2 boxes, 1.5 linear ft.

*Materials in this collection have been digitized and can be viewed at the Digital Library @ Villanova University.

View finding aid (HTML)

Robert M. O’Reilly papers, 1862-1925 (MC 34)

Portrait photograph of Robert M. O'Reilly, circa 1870

circa 1870

Robert Maitland O’Reilly (1845-1912) was the 20th Surgeon General of the United States Army serving from September 7, 1902 to January 14, 1909. O’Reilly served a long military medical career beginning as a medical cadet in August 1862 during the Civil War. Other notable appointments include physician at the White House during both of President Grover Cleveland’s administrations, attending surgeon in Washington, D. C., and chief surgeon for several units during the Spanish-American War. He also served as a delegate at the International Conference for the Revision of the Geneva Convention in Geneva in 1906. During his time as surgeon general, O’Reilly made significant improvements by elevating the status and personnel of the army medical corps and furthering medical research.

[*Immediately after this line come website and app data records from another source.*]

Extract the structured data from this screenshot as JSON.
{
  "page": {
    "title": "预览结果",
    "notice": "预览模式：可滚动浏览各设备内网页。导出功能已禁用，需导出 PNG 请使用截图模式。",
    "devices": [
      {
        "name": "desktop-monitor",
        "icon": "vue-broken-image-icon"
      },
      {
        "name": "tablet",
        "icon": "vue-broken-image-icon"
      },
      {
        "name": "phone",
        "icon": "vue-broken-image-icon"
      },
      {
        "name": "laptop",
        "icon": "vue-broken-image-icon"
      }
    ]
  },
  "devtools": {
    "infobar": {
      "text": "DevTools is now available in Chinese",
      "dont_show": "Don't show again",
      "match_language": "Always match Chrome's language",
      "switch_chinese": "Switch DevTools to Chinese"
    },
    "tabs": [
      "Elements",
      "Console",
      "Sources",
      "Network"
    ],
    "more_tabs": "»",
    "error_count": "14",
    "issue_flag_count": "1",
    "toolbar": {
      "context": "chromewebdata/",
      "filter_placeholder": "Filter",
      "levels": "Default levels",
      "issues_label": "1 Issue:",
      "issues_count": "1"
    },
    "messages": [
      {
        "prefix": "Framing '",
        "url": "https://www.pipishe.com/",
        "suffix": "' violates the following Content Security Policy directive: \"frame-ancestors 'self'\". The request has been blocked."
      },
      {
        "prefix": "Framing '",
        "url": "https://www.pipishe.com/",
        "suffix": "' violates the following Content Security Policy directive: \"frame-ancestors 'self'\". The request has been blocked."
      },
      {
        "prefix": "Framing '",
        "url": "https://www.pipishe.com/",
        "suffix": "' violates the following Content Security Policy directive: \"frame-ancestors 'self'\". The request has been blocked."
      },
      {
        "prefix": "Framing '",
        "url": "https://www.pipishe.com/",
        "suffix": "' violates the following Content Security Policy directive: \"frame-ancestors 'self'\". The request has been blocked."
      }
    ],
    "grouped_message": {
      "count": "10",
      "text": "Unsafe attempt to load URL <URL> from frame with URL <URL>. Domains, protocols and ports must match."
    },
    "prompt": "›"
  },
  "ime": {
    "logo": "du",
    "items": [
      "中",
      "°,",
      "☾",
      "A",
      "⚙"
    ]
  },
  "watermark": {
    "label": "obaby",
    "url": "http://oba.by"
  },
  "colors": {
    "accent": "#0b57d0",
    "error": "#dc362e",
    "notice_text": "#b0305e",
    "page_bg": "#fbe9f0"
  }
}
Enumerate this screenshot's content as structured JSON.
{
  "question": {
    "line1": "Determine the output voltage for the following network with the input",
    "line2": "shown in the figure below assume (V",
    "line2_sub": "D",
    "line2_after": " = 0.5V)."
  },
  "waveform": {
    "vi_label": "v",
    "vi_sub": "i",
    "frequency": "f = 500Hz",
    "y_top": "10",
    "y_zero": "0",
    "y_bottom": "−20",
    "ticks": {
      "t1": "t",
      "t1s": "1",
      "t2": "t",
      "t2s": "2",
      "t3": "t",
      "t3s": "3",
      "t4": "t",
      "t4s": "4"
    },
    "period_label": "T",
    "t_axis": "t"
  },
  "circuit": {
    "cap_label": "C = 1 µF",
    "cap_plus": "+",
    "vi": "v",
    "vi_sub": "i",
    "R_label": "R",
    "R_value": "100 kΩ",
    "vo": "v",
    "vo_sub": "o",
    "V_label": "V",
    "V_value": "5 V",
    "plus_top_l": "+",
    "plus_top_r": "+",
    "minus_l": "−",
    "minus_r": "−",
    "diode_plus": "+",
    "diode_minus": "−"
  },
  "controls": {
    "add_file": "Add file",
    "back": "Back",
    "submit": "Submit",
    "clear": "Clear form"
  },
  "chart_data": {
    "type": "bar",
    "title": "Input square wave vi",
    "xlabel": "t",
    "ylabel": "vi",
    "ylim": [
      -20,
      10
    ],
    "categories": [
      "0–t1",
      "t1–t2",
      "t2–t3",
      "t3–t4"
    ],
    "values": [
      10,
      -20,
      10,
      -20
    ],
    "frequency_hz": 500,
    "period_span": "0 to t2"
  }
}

This collection contains both personal and professional correspondence, much of which documents O’Reilly’s service during the Civil War. Also included are personal papers, including certificates of appointment and assignments, military circulars, and ephemera as well as a scrapbook documenting the 1906 Geneva Convention Conference.

0.4 Linear feet ; 1 box

View finding aid (HTML)

The Right Reverend Monsignor Louis Meyer papers, 1910-2007 (MC 91)

Louis Joseph Meyer (1897-1985) attended St. Charles Seminary in Overbrook, Pennsylvania starting in 1914, was ordained in the Roman Catholic Church in 1923, and served as a parish priest for the next 19 years. He served as an Army chaplain during World War II, and was stationed in the China-Burma-India Theater until 1946. Upon his discharge from the service, Meyer resumed his parish duties in Philadelphia. He was elevated to Monsignor in 1965, retired in 1972, and passed away in 1985.

The Right Reverend Monsignor Louis Meyer papers document the writings, travels, and service of Monsignor Louis Joseph Meyer (1897-1985). This collection dates from 1910 to 2007 and consists of Meyer’s theater work, short stories and writings, speeches and sermons, academic materials relating to St. Charles Seminary and the University of Pennsylvania, travel documents and ephemera, correspondence, notes, journals, diaries, scrapbooks, photographs, and subject files containing clippings and other printed materials.

7.5 linear feet; 18 boxes

Researchers may find it helpful to use the more recent finding aid (HTML) in conjunction with the legacy finding aid (PDF), which includes item-level information.

View finding aid (HTML)

Legacy finding aid (PDF)